Facing the fury of a storm system nearly 1,000 miles wide, at least five states declared emergencies. Airlines canceled more than 7,000 flights, and anxious families and businesses from North Carolina to Maine were warned to expect power blackouts lasting days or longer once the storm makes landfall, probably late Monday night. More than 450,000 people were ordered to evacuate.

With high tides driven by a full moon, forecasters warned of devastating waves and tidal surges 6 to 11 feet above normal that could trigger flash floods and treacherous conditions from New Jersey to southern New England. As far west as Chicago, the National Weather Service cautioned that Lake Michigan's waves could reach 16 to 22 feet — about four times normal.

PHOTOS: Hurricane Sandy

"This is a once-in-a-lifetime storm," said Tom Kines, senior meteorologist at AccuWeather. The damage "is going to be phenomenal."

The storm, which was expected to get even worse once it slammed into two other weather systems, churned northwest in the Atlantic and appeared likely to slam ashore with winds at or near hurricane force in southern New Jersey.
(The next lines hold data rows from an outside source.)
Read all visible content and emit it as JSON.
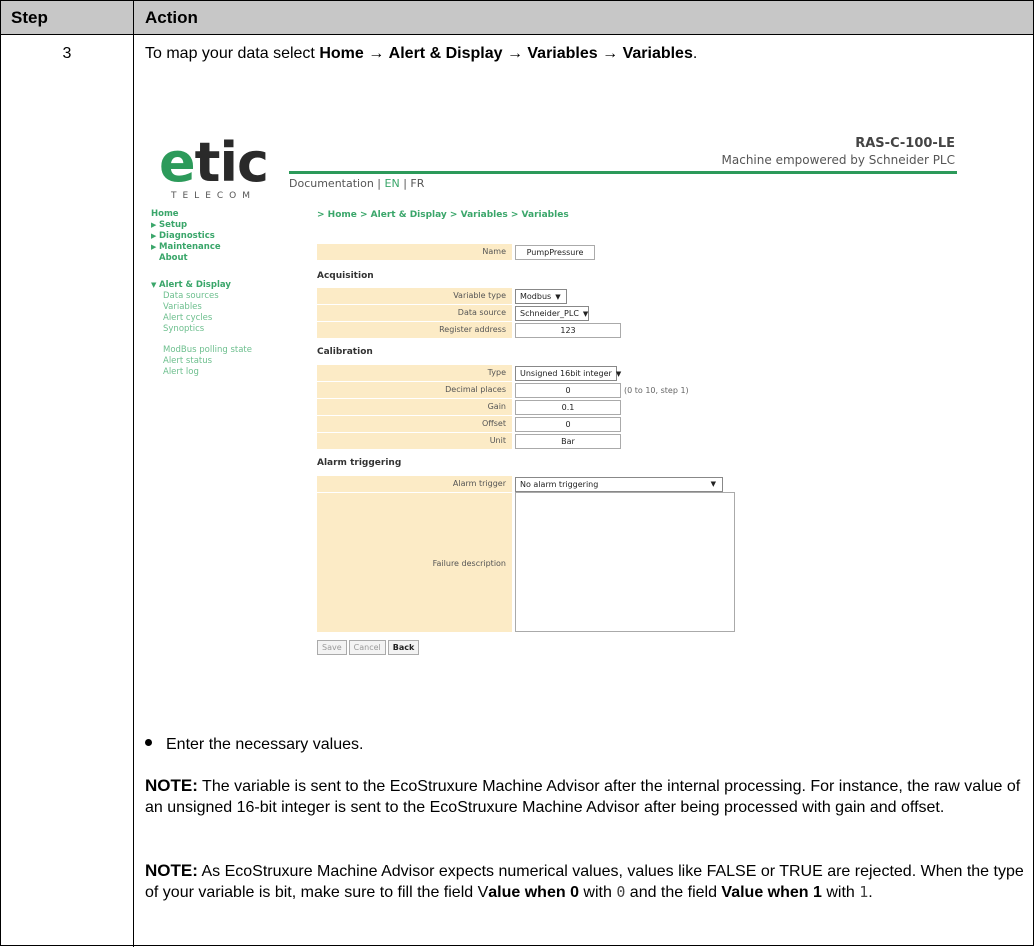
{
  "table": {
    "header_step": "Step",
    "header_action": "Action",
    "step_number": "3"
  },
  "intro": {
    "prefix": "To map your data select ",
    "path": [
      "Home",
      "Alert & Display",
      "Variables",
      "Variables"
    ],
    "arrow": "→",
    "suffix": "."
  },
  "screenshot": {
    "logo_main": "etic",
    "logo_sub": "TELECOM",
    "model": "RAS-C-100-LE",
    "tagline": "Machine empowered by Schneider PLC",
    "doc_link": "Documentation",
    "lang_sep": " | ",
    "lang_en": "EN",
    "lang_fr": "FR",
    "breadcrumb": "> Home > Alert & Display > Variables > Variables",
    "nav": {
      "home": "Home",
      "setup": "Setup",
      "diagnostics": "Diagnostics",
      "maintenance": "Maintenance",
      "about": "About",
      "alert_display": "Alert & Display",
      "data_sources": "Data sources",
      "variables": "Variables",
      "alert_cycles": "Alert cycles",
      "synoptics": "Synoptics",
      "modbus_polling": "ModBus polling state",
      "alert_status": "Alert status",
      "alert_log": "Alert log"
    },
    "form": {
      "name_label": "Name",
      "name_value": "PumpPressure",
      "acquisition_title": "Acquisition",
      "variable_type_label": "Variable type",
      "variable_type_value": "Modbus",
      "data_source_label": "Data source",
      "data_source_value": "Schneider_PLC",
      "register_label": "Register address",
      "register_value": "123",
      "calibration_title": "Calibration",
      "type_label": "Type",
      "type_value": "Unsigned 16bit integer",
      "decimal_label": "Decimal places",
      "decimal_value": "0",
      "decimal_hint": "(0 to 10, step 1)",
      "gain_label": "Gain",
      "gain_value": "0.1",
      "offset_label": "Offset",
      "offset_value": "0",
      "unit_label": "Unit",
      "unit_value": "Bar",
      "alarm_title": "Alarm triggering",
      "alarm_trigger_label": "Alarm trigger",
      "alarm_trigger_value": "No alarm triggering",
      "failure_label": "Failure description",
      "save": "Save",
      "cancel": "Cancel",
      "back": "Back"
    }
  },
  "bullet": "Enter the necessary values.",
  "note1": {
    "label": "NOTE:",
    "text": " The variable is sent to the EcoStruxure Machine Advisor after the internal processing. For instance, the raw value of an unsigned 16-bit integer is sent to the EcoStruxure Machine Advisor after being processed with gain and offset."
  },
  "note2": {
    "label": "NOTE:",
    "text_a": " As EcoStruxure Machine Advisor expects numerical values, values like FALSE or TRUE are rejected. When the type of your variable is bit, make sure to fill the field V",
    "bold_a": "alue when 0",
    "text_b": " with ",
    "code_a": "0",
    "text_c": " and the field ",
    "bold_b": "Value when 1",
    "text_d": " with ",
    "code_b": "1",
    "text_e": "."
  }
}
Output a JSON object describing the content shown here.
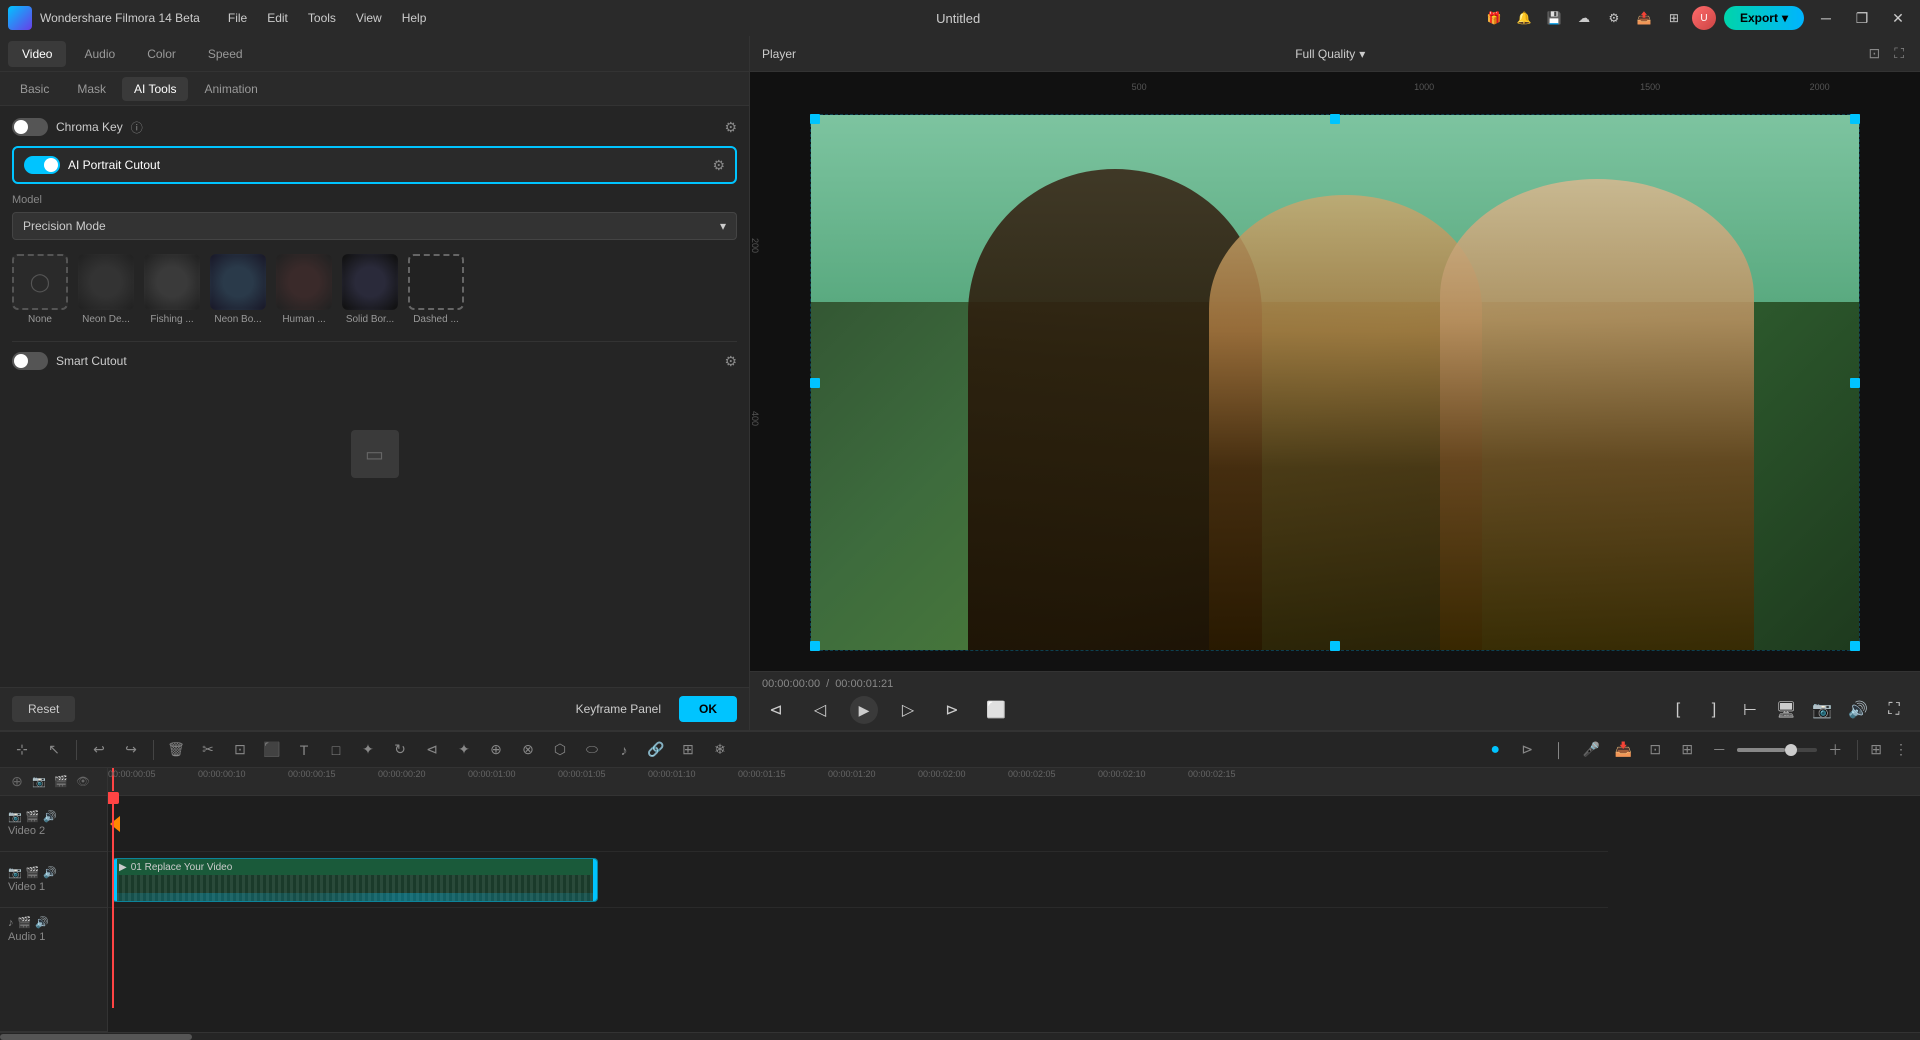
{
  "titlebar": {
    "app_name": "Wondershare Filmora 14 Beta",
    "title": "Untitled",
    "menu": [
      "File",
      "Edit",
      "Tools",
      "View",
      "Help"
    ],
    "export_label": "Export"
  },
  "tabs": {
    "main": [
      "Video",
      "Audio",
      "Color",
      "Speed"
    ],
    "active_main": "Video",
    "sub": [
      "Basic",
      "Mask",
      "AI Tools",
      "Animation"
    ],
    "active_sub": "AI Tools"
  },
  "ai_tools": {
    "chroma_key_label": "Chroma Key",
    "ai_portrait_label": "AI Portrait Cutout",
    "model_label": "Model",
    "model_value": "Precision Mode",
    "effects": [
      {
        "id": "none",
        "label": "None",
        "type": "none"
      },
      {
        "id": "neon-de",
        "label": "Neon De...",
        "type": "neon-de"
      },
      {
        "id": "fishing",
        "label": "Fishing ...",
        "type": "fishing"
      },
      {
        "id": "neon-bo",
        "label": "Neon Bo...",
        "type": "neon-bo"
      },
      {
        "id": "human",
        "label": "Human ...",
        "type": "human"
      },
      {
        "id": "solid-bor",
        "label": "Solid Bor...",
        "type": "solid-bor"
      },
      {
        "id": "dashed",
        "label": "Dashed ...",
        "type": "dashed"
      }
    ],
    "smart_cutout_label": "Smart Cutout",
    "reset_label": "Reset",
    "keyframe_label": "Keyframe Panel",
    "ok_label": "OK"
  },
  "player": {
    "title": "Player",
    "quality": "Full Quality",
    "current_time": "00:00:00:00",
    "total_time": "00:00:01:21"
  },
  "timeline": {
    "tracks": [
      {
        "id": "video2",
        "label": "Video 2",
        "icons": [
          "camera",
          "film",
          "volume"
        ]
      },
      {
        "id": "video1",
        "label": "Video 1",
        "icons": [
          "camera",
          "film",
          "volume"
        ]
      },
      {
        "id": "audio1",
        "label": "Audio 1",
        "icons": [
          "music",
          "film",
          "volume"
        ]
      }
    ],
    "clip_label": "01 Replace Your Video"
  }
}
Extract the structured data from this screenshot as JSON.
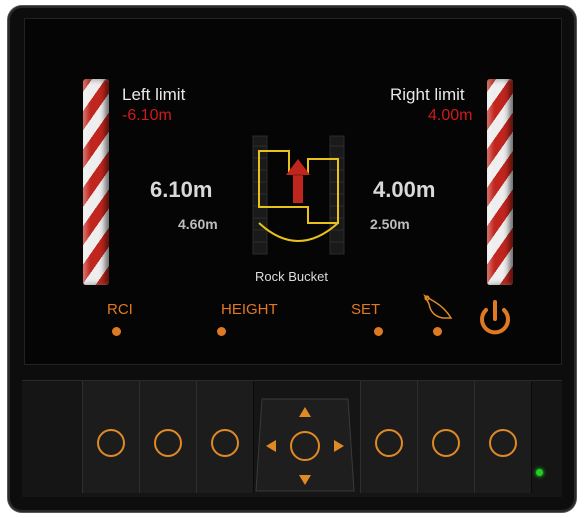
{
  "limits": {
    "left_label": "Left limit",
    "left_value": "-6.10m",
    "right_label": "Right limit",
    "right_value": "4.00m"
  },
  "readings": {
    "left_main": "6.10m",
    "left_sub": "4.60m",
    "right_main": "4.00m",
    "right_sub": "2.50m"
  },
  "tool_name": "Rock Bucket",
  "menu": {
    "rci": "RCI",
    "height": "HEIGHT",
    "set": "SET"
  },
  "icons": {
    "bucket": "bucket-icon",
    "power": "power-icon",
    "excavator": "excavator-topview-icon",
    "dpad": "dpad-icon",
    "led": "status-led-icon"
  },
  "colors": {
    "accent": "#e07a22",
    "limit_value": "#d11a1a",
    "machine_outline": "#e8c21a",
    "arrow": "#c0261d",
    "led": "#1fd11f"
  }
}
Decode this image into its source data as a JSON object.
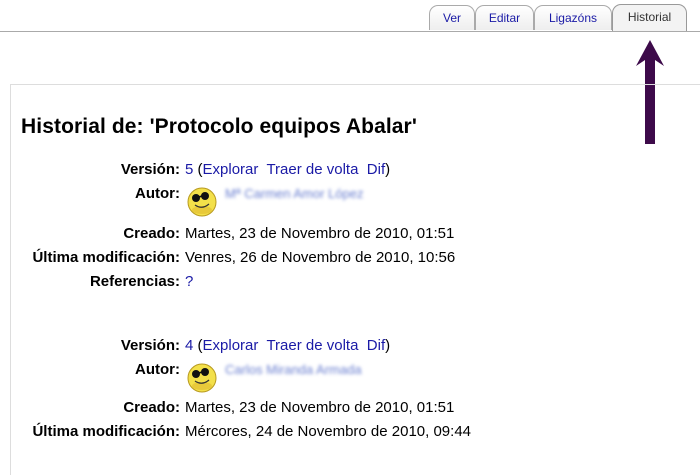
{
  "tabs": [
    {
      "label": "Ver"
    },
    {
      "label": "Editar"
    },
    {
      "label": "Ligazóns"
    },
    {
      "label": "Historial"
    }
  ],
  "page_title": "Historial de: 'Protocolo equipos Abalar'",
  "labels": {
    "version": "Versión:",
    "author": "Autor:",
    "created": "Creado:",
    "modified": "Última modificación:",
    "references": "Referencias:"
  },
  "actions": {
    "explore": "Explorar",
    "revert": "Traer de volta",
    "diff": "Dif"
  },
  "versions": [
    {
      "number": "5",
      "author": "Mª Carmen Amor López",
      "created": "Martes, 23 de Novembro de 2010, 01:51",
      "modified": "Venres, 26 de Novembro de 2010, 10:56",
      "references": "?"
    },
    {
      "number": "4",
      "author": "Carlos Miranda Armada",
      "created": "Martes, 23 de Novembro de 2010, 01:51",
      "modified": "Mércores, 24 de Novembro de 2010, 09:44"
    }
  ],
  "colors": {
    "link": "#1a1aa6",
    "annotation_arrow": "#3d0a4a"
  },
  "icons": {
    "avatar": "smiley-sunglasses-icon",
    "annotation": "arrow-up-icon"
  }
}
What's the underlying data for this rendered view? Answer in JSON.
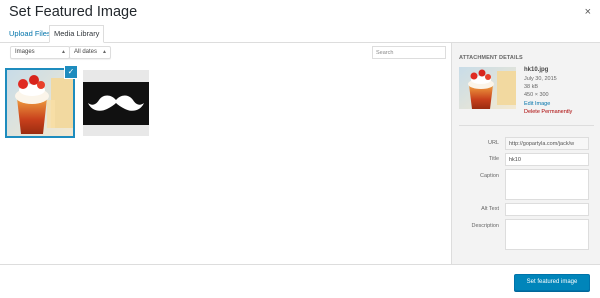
{
  "modal": {
    "title": "Set Featured Image",
    "close_glyph": "×"
  },
  "tabs": [
    {
      "label": "Upload Files",
      "active": false
    },
    {
      "label": "Media Library",
      "active": true
    }
  ],
  "filters": {
    "type": {
      "selected": "Images"
    },
    "date": {
      "selected": "All dates"
    },
    "search": {
      "placeholder": "Search",
      "value": ""
    }
  },
  "attachments": [
    {
      "name": "drink-thumbnail",
      "selected": true
    },
    {
      "name": "mustache-thumbnail",
      "selected": false
    }
  ],
  "details": {
    "heading": "ATTACHMENT DETAILS",
    "filename": "hk10.jpg",
    "date": "July 30, 2015",
    "size": "38 kB",
    "dimensions": "450 × 300",
    "edit_label": "Edit Image",
    "delete_label": "Delete Permanently",
    "fields": {
      "url": {
        "label": "URL",
        "value": "http://gopartyla.com/jack/w"
      },
      "title": {
        "label": "Title",
        "value": "hk10"
      },
      "caption": {
        "label": "Caption",
        "value": ""
      },
      "alt": {
        "label": "Alt Text",
        "value": ""
      },
      "description": {
        "label": "Description",
        "value": ""
      }
    }
  },
  "footer": {
    "button_label": "Set featured image"
  },
  "colors": {
    "accent": "#0073aa",
    "primary_button": "#0085ba",
    "selection": "#1e8cbe",
    "danger": "#aa0000",
    "sidebar_bg": "#f3f3f3"
  },
  "icons": {
    "close": "close-icon",
    "check": "checkmark-icon",
    "dropdown": "chevron-down-icon"
  }
}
But unlike most hurricanes, the eye of this monster wasn't the focal point.

"The winds are spread out over a huge area," said Todd Kimberlain, a forecaster at the National Hurricane Center in Miami. Strong winds "are going to extend all the way up into Boston."

Hurricane-force winds were expected to whip parts of the coastline between Chincoteague, Va., and Chatham, Mass., the weather service said, a distance of 540 miles. Heavy snows were expected when Sandy collided with a cold front.

As federal and state officials scrambled to open shelters and position emergency supplies, President Obama joined a conference call with the governors of Maryland, Virginia, Delaware, Pennsylvania, New Jersey, New York, Connecticut and Massachusetts, as well as the mayors of several major cities.

Obama promised to "cut through red tape" to help states respond. "We are not going to get bogged down with a lot of rules," he said.

The president warned that the storm's creeping pace could worsen destruction and hinder the cleanup. "It is important for us to respond big and to respond fast," he said after a meeting at the Federal Emergency Management Agency.

Obama and Republican presidential nominee Mitt Romney canceled plans to campaign in Virginia and scrubbed events in New Hampshire — both among swing states where the race to Nov. 6 has been hottest.

Both campaigns also said they would stop soliciting funds in storm-affected states. In some areas, campaign workers began collecting and delivering supplies to emergency centers.

"I know that right now some people in the country are a little nervous about a storm about to hit the coast," Romney told about 2,000 supporters at a rally in Findlay, Ohio. "And our thoughts and prayers are with the people who will find themselves in harm's way."

Several candidates urged supporters in threatened areas to remove campaign signs. "The last thing we want is for yard signs to become projectiles," said Tim Kaine, a Democrat running for the U.S. Senate in Virginia.

In Maryland, where voters casting early ballots formed lines three or four blocks long Sunday under pewter-gray skies, Democratic Gov. Martin O'Malley announced he would halt early voting Monday to keep voters out of danger. The state is considered a sure win for Obama.

But Sandy's impact on Democratic and Republican get-out-the-vote efforts in closely contested battlegrounds like North Carolina, Virginia, Ohio and New Hampshire was less clear. A large turnout generally benefits Democrats.

With millions of people at risk of losing power, utility companies rushed in reinforcement crews and equipment from as far away as New Mexico. Some areas could get a foot of rain over several days, and the rest of the Mid-Atlantic region was likely to get 4 to 8 inches.

Officials warned that the combination of downed trees, flooding, fallen power lines and other dangers were a lethal mix. Hurricane Sandy left about 60 people dead in the Caribbean last week before heading north.

Not even Halloween was safe.

"To have to cancel is a little bit heartbreaking," Nicole Purmal said Sunday as workers dismantled rides and game stalls at Coney Island's Luna Park, where the "Night of Horrors" was called off. "You just don't want to take the risk," said Purmal, marketing manager at Coney Island, 15 miles from midtown Manhattan.

Los Angeles Times Articles